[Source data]
::::

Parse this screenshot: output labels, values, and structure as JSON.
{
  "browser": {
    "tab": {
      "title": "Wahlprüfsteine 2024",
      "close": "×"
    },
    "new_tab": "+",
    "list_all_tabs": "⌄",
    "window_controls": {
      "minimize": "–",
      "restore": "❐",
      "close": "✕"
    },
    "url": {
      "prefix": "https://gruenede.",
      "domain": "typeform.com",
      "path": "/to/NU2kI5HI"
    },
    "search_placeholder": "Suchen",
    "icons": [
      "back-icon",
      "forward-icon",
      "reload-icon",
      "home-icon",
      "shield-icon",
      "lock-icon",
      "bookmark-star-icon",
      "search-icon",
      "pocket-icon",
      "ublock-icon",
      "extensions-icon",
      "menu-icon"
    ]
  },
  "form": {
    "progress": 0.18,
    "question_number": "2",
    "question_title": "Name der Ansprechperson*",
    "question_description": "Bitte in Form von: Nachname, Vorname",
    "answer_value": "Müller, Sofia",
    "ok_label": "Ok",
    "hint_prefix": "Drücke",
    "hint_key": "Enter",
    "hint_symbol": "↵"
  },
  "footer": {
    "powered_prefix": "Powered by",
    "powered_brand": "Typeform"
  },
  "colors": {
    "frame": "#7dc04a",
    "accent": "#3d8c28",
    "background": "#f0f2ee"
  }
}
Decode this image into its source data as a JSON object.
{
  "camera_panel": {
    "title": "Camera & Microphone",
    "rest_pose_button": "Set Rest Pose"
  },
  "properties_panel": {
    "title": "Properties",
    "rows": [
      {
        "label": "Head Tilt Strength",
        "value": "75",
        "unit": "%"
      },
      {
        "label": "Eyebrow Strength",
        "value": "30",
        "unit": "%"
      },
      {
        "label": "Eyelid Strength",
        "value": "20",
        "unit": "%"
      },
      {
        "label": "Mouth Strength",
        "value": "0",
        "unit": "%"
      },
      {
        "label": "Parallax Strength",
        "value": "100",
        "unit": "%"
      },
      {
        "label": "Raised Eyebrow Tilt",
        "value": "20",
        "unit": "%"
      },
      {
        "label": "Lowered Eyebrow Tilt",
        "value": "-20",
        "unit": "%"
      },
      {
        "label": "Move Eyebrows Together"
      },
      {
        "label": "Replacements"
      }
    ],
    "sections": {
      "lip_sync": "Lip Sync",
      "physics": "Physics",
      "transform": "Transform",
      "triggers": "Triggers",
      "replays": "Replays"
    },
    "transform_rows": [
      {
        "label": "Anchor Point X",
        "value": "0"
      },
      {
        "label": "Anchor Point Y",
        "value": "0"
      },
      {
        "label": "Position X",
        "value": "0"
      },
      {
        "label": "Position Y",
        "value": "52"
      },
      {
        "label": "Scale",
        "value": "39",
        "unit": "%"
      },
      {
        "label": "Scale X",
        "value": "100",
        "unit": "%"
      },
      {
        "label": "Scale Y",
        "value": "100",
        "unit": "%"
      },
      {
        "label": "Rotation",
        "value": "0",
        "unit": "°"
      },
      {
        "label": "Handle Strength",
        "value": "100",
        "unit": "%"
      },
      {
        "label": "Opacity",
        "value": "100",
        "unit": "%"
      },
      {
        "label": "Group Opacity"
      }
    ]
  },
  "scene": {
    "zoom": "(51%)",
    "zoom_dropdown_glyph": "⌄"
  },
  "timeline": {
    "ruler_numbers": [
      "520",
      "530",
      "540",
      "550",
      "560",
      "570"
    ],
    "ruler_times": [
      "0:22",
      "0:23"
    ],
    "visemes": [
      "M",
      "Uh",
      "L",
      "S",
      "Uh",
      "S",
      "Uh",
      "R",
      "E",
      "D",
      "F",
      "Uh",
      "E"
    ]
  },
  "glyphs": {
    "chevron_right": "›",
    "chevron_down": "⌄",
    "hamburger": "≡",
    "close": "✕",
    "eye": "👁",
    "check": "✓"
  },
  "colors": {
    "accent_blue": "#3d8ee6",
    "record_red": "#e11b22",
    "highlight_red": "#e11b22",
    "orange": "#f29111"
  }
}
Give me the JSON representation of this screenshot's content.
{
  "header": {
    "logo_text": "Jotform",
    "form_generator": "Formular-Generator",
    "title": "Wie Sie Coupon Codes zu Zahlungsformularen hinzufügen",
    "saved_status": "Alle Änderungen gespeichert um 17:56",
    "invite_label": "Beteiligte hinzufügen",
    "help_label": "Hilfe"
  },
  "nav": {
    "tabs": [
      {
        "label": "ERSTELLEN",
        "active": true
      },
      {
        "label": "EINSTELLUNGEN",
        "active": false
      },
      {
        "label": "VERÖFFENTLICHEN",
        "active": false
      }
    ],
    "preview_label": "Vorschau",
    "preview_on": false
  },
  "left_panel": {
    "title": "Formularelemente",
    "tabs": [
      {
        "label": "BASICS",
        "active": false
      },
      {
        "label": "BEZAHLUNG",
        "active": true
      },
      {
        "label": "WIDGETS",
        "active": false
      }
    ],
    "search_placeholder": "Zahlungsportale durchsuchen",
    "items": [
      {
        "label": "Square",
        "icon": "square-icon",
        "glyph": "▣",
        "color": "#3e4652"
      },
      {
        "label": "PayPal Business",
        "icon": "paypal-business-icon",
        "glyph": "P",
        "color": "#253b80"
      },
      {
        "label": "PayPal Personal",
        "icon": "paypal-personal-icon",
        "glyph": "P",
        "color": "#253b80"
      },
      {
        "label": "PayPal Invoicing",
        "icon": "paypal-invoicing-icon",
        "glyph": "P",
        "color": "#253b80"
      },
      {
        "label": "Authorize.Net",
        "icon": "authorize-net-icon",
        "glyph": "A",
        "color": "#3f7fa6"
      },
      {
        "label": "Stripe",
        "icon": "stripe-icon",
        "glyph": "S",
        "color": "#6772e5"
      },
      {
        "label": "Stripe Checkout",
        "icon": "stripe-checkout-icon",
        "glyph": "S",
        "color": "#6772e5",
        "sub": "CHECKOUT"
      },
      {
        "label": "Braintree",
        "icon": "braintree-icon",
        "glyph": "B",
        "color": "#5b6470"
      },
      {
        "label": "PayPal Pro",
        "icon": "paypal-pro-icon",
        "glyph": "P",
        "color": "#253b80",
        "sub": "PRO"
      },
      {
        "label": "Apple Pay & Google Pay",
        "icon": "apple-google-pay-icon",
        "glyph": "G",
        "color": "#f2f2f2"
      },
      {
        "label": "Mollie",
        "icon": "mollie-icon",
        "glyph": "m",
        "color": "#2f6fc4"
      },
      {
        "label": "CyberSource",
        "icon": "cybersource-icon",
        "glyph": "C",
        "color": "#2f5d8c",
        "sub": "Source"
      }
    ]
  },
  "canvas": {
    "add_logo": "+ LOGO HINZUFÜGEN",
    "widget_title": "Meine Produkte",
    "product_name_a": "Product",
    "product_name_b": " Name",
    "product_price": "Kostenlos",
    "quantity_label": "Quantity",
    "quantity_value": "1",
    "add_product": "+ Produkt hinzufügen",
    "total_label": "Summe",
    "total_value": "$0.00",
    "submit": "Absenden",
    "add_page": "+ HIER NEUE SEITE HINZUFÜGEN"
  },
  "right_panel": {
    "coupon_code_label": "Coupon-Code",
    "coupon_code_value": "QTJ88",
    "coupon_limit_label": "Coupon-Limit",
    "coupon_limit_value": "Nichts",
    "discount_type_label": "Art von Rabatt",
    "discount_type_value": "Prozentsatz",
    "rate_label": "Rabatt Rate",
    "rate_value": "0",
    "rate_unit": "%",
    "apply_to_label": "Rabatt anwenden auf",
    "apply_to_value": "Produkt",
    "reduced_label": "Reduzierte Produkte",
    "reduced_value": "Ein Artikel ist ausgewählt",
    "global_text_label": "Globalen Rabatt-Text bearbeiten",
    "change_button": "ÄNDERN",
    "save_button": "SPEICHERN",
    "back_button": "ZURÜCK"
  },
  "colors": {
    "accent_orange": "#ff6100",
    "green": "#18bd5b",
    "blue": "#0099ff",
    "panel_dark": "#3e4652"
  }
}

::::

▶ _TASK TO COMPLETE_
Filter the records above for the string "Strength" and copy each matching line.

▶ _WRITTEN RESPONSE_
        "label": "Head Tilt Strength",
        "label": "Eyebrow Strength",
        "label": "Eyelid Strength",
        "label": "Mouth Strength",
        "label": "Parallax Strength",
        "label": "Handle Strength",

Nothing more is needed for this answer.